Please give the listing again in full, leaving out its images.
[[ THE INPUT open ]]
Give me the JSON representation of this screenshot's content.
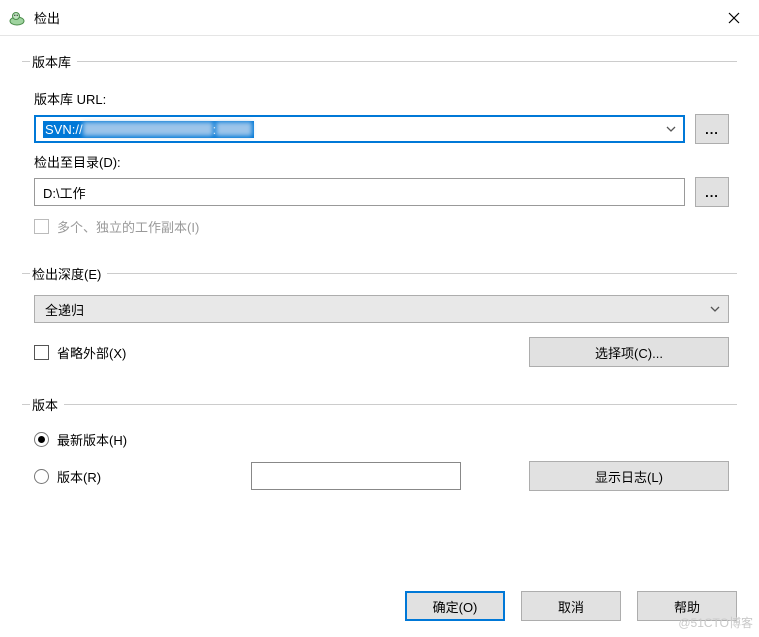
{
  "window": {
    "title": "检出"
  },
  "groups": {
    "repo": {
      "legend": "版本库",
      "url_label": "版本库 URL:",
      "url_prefix": "SVN://",
      "dir_label": "检出至目录(D):",
      "dir_value": "D:\\工作",
      "indep_label": "多个、独立的工作副本(I)",
      "browse": "..."
    },
    "depth": {
      "legend": "检出深度(E)",
      "select_value": "全递归",
      "omit_ext": "省略外部(X)",
      "options_btn": "选择项(C)..."
    },
    "rev": {
      "legend": "版本",
      "head": "最新版本(H)",
      "rev": "版本(R)",
      "log_btn": "显示日志(L)"
    }
  },
  "footer": {
    "ok": "确定(O)",
    "cancel": "取消",
    "help": "帮助"
  },
  "watermark": "@51CTO博客"
}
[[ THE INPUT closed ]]
> _ANSWER TO THE EXERCISE_
Give me the JSON representation of this screenshot's content.
{
  "window": {
    "title": "检出"
  },
  "groups": {
    "repo": {
      "legend": "版本库",
      "url_label": "版本库 URL:",
      "url_prefix": "SVN://",
      "dir_label": "检出至目录(D):",
      "dir_value": "D:\\工作",
      "indep_label": "多个、独立的工作副本(I)",
      "browse": "..."
    },
    "depth": {
      "legend": "检出深度(E)",
      "select_value": "全递归",
      "omit_ext": "省略外部(X)",
      "options_btn": "选择项(C)..."
    },
    "rev": {
      "legend": "版本",
      "head": "最新版本(H)",
      "rev": "版本(R)",
      "log_btn": "显示日志(L)"
    }
  },
  "footer": {
    "ok": "确定(O)",
    "cancel": "取消",
    "help": "帮助"
  },
  "watermark": "@51CTO博客"
}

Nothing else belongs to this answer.